__Assignment__: Your task is to write out every line of the data exactly. Drop the pictures.

__Recorded data__:
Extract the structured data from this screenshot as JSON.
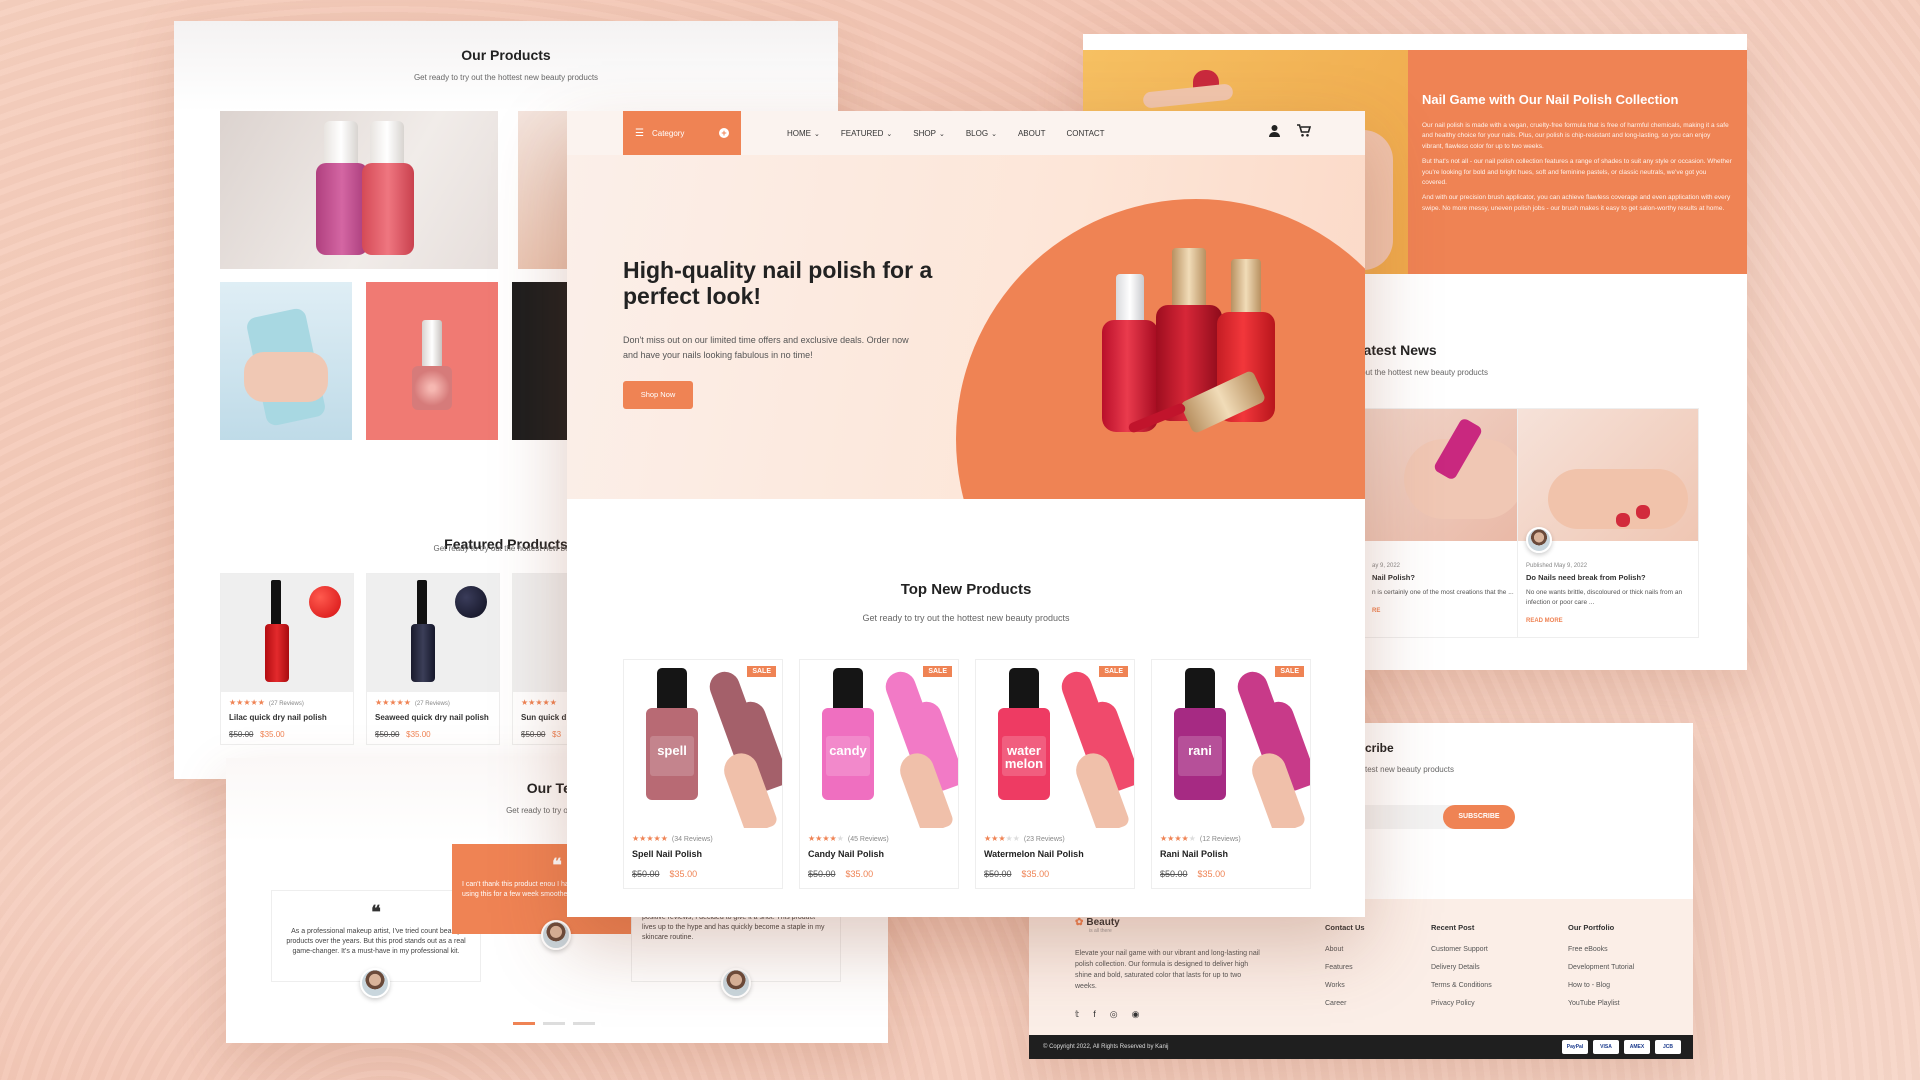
{
  "colors": {
    "accent": "#ef8354",
    "dark": "#1f1f1f"
  },
  "products_card": {
    "title": "Our Products",
    "subtitle": "Get ready to try out the hottest new beauty products",
    "featured_title": "Featured Products",
    "featured_subtitle": "Get ready to try out the hottest new beau",
    "featured": [
      {
        "name": "Lilac quick dry nail polish",
        "reviews": "(27 Reviews)",
        "old": "$50.00",
        "new": "$35.00"
      },
      {
        "name": "Seaweed quick dry nail polish",
        "reviews": "(27 Reviews)",
        "old": "$50.00",
        "new": "$35.00"
      },
      {
        "name": "Sun quick d",
        "reviews": "",
        "old": "$50.00",
        "new": "$3"
      }
    ]
  },
  "testimonials": {
    "title": "Our Testi",
    "subtitle": "Get ready to try out the hotte",
    "t1": "As a professional makeup artist, I've tried count beauty products over the years. But this prod stands out as a real game-changer. It's a must-have in my professional kit.",
    "t2": "I can't thank this product enou I have struggled with acne-p using this for a few week smoother, and more radia",
    "t3": "s hesitant to try this product at first, but after so many positive reviews, I decided to give it a shot. This product lives up to the hype and has quickly become a staple in my skincare routine."
  },
  "nail_game": {
    "title": "Nail Game with Our Nail Polish Collection",
    "p1": "Our nail polish is made with a vegan, cruelty-free formula that is free of harmful chemicals, making it a safe and healthy choice for your nails. Plus, our polish is chip-resistant and long-lasting, so you can enjoy vibrant, flawless color for up to two weeks.",
    "p2": "But that's not all - our nail polish collection features a range of shades to suit any style or occasion. Whether you're looking for bold and bright hues, soft and feminine pastels, or classic neutrals, we've got you covered.",
    "p3": "And with our precision brush applicator, you can achieve flawless coverage and even application with every swipe. No more messy, uneven polish jobs - our brush makes it easy to get salon-worthy results at home."
  },
  "news": {
    "title": "Latest News",
    "subtitle": "y out the hottest new beauty products",
    "items": [
      {
        "date": "ay 9, 2022",
        "title": "Nail Polish?",
        "excerpt": "n is certainly one of the most creations that the ...",
        "more": "RE"
      },
      {
        "date": "Published May 9, 2022",
        "title": "Do Nails need break from Polish?",
        "excerpt": "No one wants brittle, discoloured or thick nails from an infection or poor care ...",
        "more": "READ MORE"
      }
    ]
  },
  "subscribe": {
    "title": "cribe",
    "subtitle": "test new beauty products",
    "button": "SUBSCRIBE"
  },
  "footer": {
    "brand": "Beauty",
    "tagline": "is all there",
    "desc": "Elevate your nail game with our vibrant and long-lasting nail polish collection. Our formula is designed to deliver high shine and bold, saturated color that lasts for up to two weeks.",
    "contact_h": "Contact Us",
    "contact": [
      "About",
      "Features",
      "Works",
      "Career"
    ],
    "recent_h": "Recent Post",
    "recent": [
      "Customer Support",
      "Delivery Details",
      "Terms & Conditions",
      "Privacy Policy"
    ],
    "portfolio_h": "Our Portfolio",
    "portfolio": [
      "Free eBooks",
      "Development Tutorial",
      "How to - Blog",
      "YouTube Playlist"
    ],
    "copyright": "© Copyright 2022, All Rights Reserved by Kanij",
    "payments": [
      "PayPal",
      "VISA",
      "AMEX",
      "JCB"
    ]
  },
  "main": {
    "category_label": "Category",
    "menu": [
      "HOME",
      "FEATURED",
      "SHOP",
      "BLOG",
      "ABOUT",
      "CONTACT"
    ],
    "hero_title": "High-quality nail polish for a perfect look!",
    "hero_text": "Don't miss out on our limited time offers and exclusive deals. Order now and have your nails looking fabulous in no time!",
    "shop_button": "Shop Now",
    "top_title": "Top New Products",
    "top_sub": "Get ready to try out the hottest new beauty products",
    "sale": "SALE",
    "products": [
      {
        "name": "Spell Nail Polish",
        "label": "spell",
        "reviews": "(34 Reviews)",
        "rating": 5,
        "old": "$50.00",
        "new": "$35.00",
        "color": "#b86a74",
        "finger": "#a4606a"
      },
      {
        "name": "Candy Nail Polish",
        "label": "candy",
        "reviews": "(45 Reviews)",
        "rating": 4,
        "old": "$50.00",
        "new": "$35.00",
        "color": "#ef6fc0",
        "finger": "#f27ac6"
      },
      {
        "name": "Watermelon Nail Polish",
        "label": "water melon",
        "reviews": "(23 Reviews)",
        "rating": 3,
        "old": "$50.00",
        "new": "$35.00",
        "color": "#ee3b63",
        "finger": "#f04a6c"
      },
      {
        "name": "Rani Nail Polish",
        "label": "rani",
        "reviews": "(12 Reviews)",
        "rating": 4,
        "old": "$50.00",
        "new": "$35.00",
        "color": "#a62a83",
        "finger": "#c83a89"
      }
    ]
  }
}
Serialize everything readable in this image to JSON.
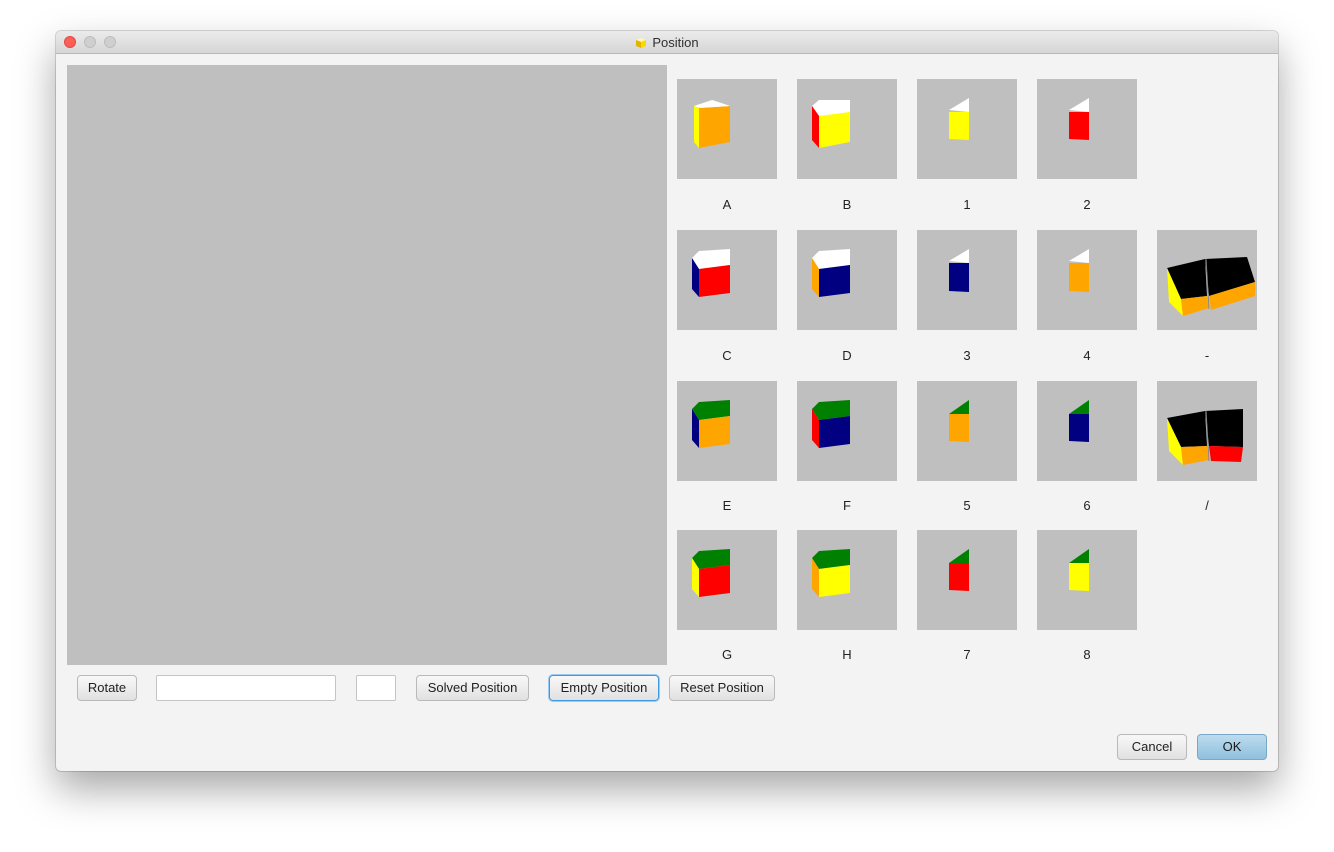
{
  "window": {
    "title": "Position"
  },
  "tiles": {
    "A": {
      "label": "A"
    },
    "B": {
      "label": "B"
    },
    "c1": {
      "label": "1"
    },
    "c2": {
      "label": "2"
    },
    "C": {
      "label": "C"
    },
    "D": {
      "label": "D"
    },
    "c3": {
      "label": "3"
    },
    "c4": {
      "label": "4"
    },
    "dash": {
      "label": "-"
    },
    "E": {
      "label": "E"
    },
    "F": {
      "label": "F"
    },
    "c5": {
      "label": "5"
    },
    "c6": {
      "label": "6"
    },
    "slash": {
      "label": "/"
    },
    "G": {
      "label": "G"
    },
    "H": {
      "label": "H"
    },
    "c7": {
      "label": "7"
    },
    "c8": {
      "label": "8"
    }
  },
  "toolbar": {
    "rotate_label": "Rotate",
    "text_value": "",
    "small_value": "",
    "solved_label": "Solved Position",
    "empty_label": "Empty Position",
    "reset_label": "Reset Position"
  },
  "footer": {
    "cancel_label": "Cancel",
    "ok_label": "OK"
  },
  "colors": {
    "white": "#ffffff",
    "yellow": "#ffff00",
    "orange": "#ffa500",
    "red": "#ff0000",
    "blue": "#000080",
    "green": "#008000",
    "black": "#000000",
    "tile_bg": "#bfbfbf"
  }
}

__Task output__:
Extract the structured data from this screenshot as JSON.
{
  "colors": {
    "accent": "#ef8354",
    "dark": "#1f1f1f"
  },
  "products_card": {
    "title": "Our Products",
    "subtitle": "Get ready to try out the hottest new beauty products",
    "featured_title": "Featured Products",
    "featured_subtitle": "Get ready to try out the hottest new beau",
    "featured": [
      {
        "name": "Lilac quick dry nail polish",
        "reviews": "(27 Reviews)",
        "old": "$50.00",
        "new": "$35.00"
      },
      {
        "name": "Seaweed quick dry nail polish",
        "reviews": "(27 Reviews)",
        "old": "$50.00",
        "new": "$35.00"
      },
      {
        "name": "Sun quick d",
        "reviews": "",
        "old": "$50.00",
        "new": "$3"
      }
    ]
  },
  "testimonials": {
    "title": "Our Testi",
    "subtitle": "Get ready to try out the hotte",
    "t1": "As a professional makeup artist, I've tried count beauty products over the years. But this prod stands out as a real game-changer. It's a must-have in my professional kit.",
    "t2": "I can't thank this product enou I have struggled with acne-p using this for a few week smoother, and more radia",
    "t3": "s hesitant to try this product at first, but after so many positive reviews, I decided to give it a shot. This product lives up to the hype and has quickly become a staple in my skincare routine."
  },
  "nail_game": {
    "title": "Nail Game with Our Nail Polish Collection",
    "p1": "Our nail polish is made with a vegan, cruelty-free formula that is free of harmful chemicals, making it a safe and healthy choice for your nails. Plus, our polish is chip-resistant and long-lasting, so you can enjoy vibrant, flawless color for up to two weeks.",
    "p2": "But that's not all - our nail polish collection features a range of shades to suit any style or occasion. Whether you're looking for bold and bright hues, soft and feminine pastels, or classic neutrals, we've got you covered.",
    "p3": "And with our precision brush applicator, you can achieve flawless coverage and even application with every swipe. No more messy, uneven polish jobs - our brush makes it easy to get salon-worthy results at home."
  },
  "news": {
    "title": "Latest News",
    "subtitle": "y out the hottest new beauty products",
    "items": [
      {
        "date": "ay 9, 2022",
        "title": "Nail Polish?",
        "excerpt": "n is certainly one of the most creations that the ...",
        "more": "RE"
      },
      {
        "date": "Published May 9, 2022",
        "title": "Do Nails need break from Polish?",
        "excerpt": "No one wants brittle, discoloured or thick nails from an infection or poor care ...",
        "more": "READ MORE"
      }
    ]
  },
  "subscribe": {
    "title": "cribe",
    "subtitle": "test new beauty products",
    "button": "SUBSCRIBE"
  },
  "footer": {
    "brand": "Beauty",
    "tagline": "is all there",
    "desc": "Elevate your nail game with our vibrant and long-lasting nail polish collection. Our formula is designed to deliver high shine and bold, saturated color that lasts for up to two weeks.",
    "contact_h": "Contact Us",
    "contact": [
      "About",
      "Features",
      "Works",
      "Career"
    ],
    "recent_h": "Recent Post",
    "recent": [
      "Customer Support",
      "Delivery Details",
      "Terms & Conditions",
      "Privacy Policy"
    ],
    "portfolio_h": "Our Portfolio",
    "portfolio": [
      "Free eBooks",
      "Development Tutorial",
      "How to - Blog",
      "YouTube Playlist"
    ],
    "copyright": "© Copyright 2022, All Rights Reserved by Kanij",
    "payments": [
      "PayPal",
      "VISA",
      "AMEX",
      "JCB"
    ]
  },
  "main": {
    "category_label": "Category",
    "menu": [
      "HOME",
      "FEATURED",
      "SHOP",
      "BLOG",
      "ABOUT",
      "CONTACT"
    ],
    "hero_title": "High-quality nail polish for a perfect look!",
    "hero_text": "Don't miss out on our limited time offers and exclusive deals. Order now and have your nails looking fabulous in no time!",
    "shop_button": "Shop Now",
    "top_title": "Top New Products",
    "top_sub": "Get ready to try out the hottest new beauty products",
    "sale": "SALE",
    "products": [
      {
        "name": "Spell Nail Polish",
        "label": "spell",
        "reviews": "(34 Reviews)",
        "rating": 5,
        "old": "$50.00",
        "new": "$35.00",
        "color": "#b86a74",
        "finger": "#a4606a"
      },
      {
        "name": "Candy Nail Polish",
        "label": "candy",
        "reviews": "(45 Reviews)",
        "rating": 4,
        "old": "$50.00",
        "new": "$35.00",
        "color": "#ef6fc0",
        "finger": "#f27ac6"
      },
      {
        "name": "Watermelon Nail Polish",
        "label": "water melon",
        "reviews": "(23 Reviews)",
        "rating": 3,
        "old": "$50.00",
        "new": "$35.00",
        "color": "#ee3b63",
        "finger": "#f04a6c"
      },
      {
        "name": "Rani Nail Polish",
        "label": "rani",
        "reviews": "(12 Reviews)",
        "rating": 4,
        "old": "$50.00",
        "new": "$35.00",
        "color": "#a62a83",
        "finger": "#c83a89"
      }
    ]
  }
}
Serialize everything readable in this image to JSON.
{
  "window": {
    "title": "Position"
  },
  "tiles": {
    "A": {
      "label": "A"
    },
    "B": {
      "label": "B"
    },
    "c1": {
      "label": "1"
    },
    "c2": {
      "label": "2"
    },
    "C": {
      "label": "C"
    },
    "D": {
      "label": "D"
    },
    "c3": {
      "label": "3"
    },
    "c4": {
      "label": "4"
    },
    "dash": {
      "label": "-"
    },
    "E": {
      "label": "E"
    },
    "F": {
      "label": "F"
    },
    "c5": {
      "label": "5"
    },
    "c6": {
      "label": "6"
    },
    "slash": {
      "label": "/"
    },
    "G": {
      "label": "G"
    },
    "H": {
      "label": "H"
    },
    "c7": {
      "label": "7"
    },
    "c8": {
      "label": "8"
    }
  },
  "toolbar": {
    "rotate_label": "Rotate",
    "text_value": "",
    "small_value": "",
    "solved_label": "Solved Position",
    "empty_label": "Empty Position",
    "reset_label": "Reset Position"
  },
  "footer": {
    "cancel_label": "Cancel",
    "ok_label": "OK"
  },
  "colors": {
    "white": "#ffffff",
    "yellow": "#ffff00",
    "orange": "#ffa500",
    "red": "#ff0000",
    "blue": "#000080",
    "green": "#008000",
    "black": "#000000",
    "tile_bg": "#bfbfbf"
  }
}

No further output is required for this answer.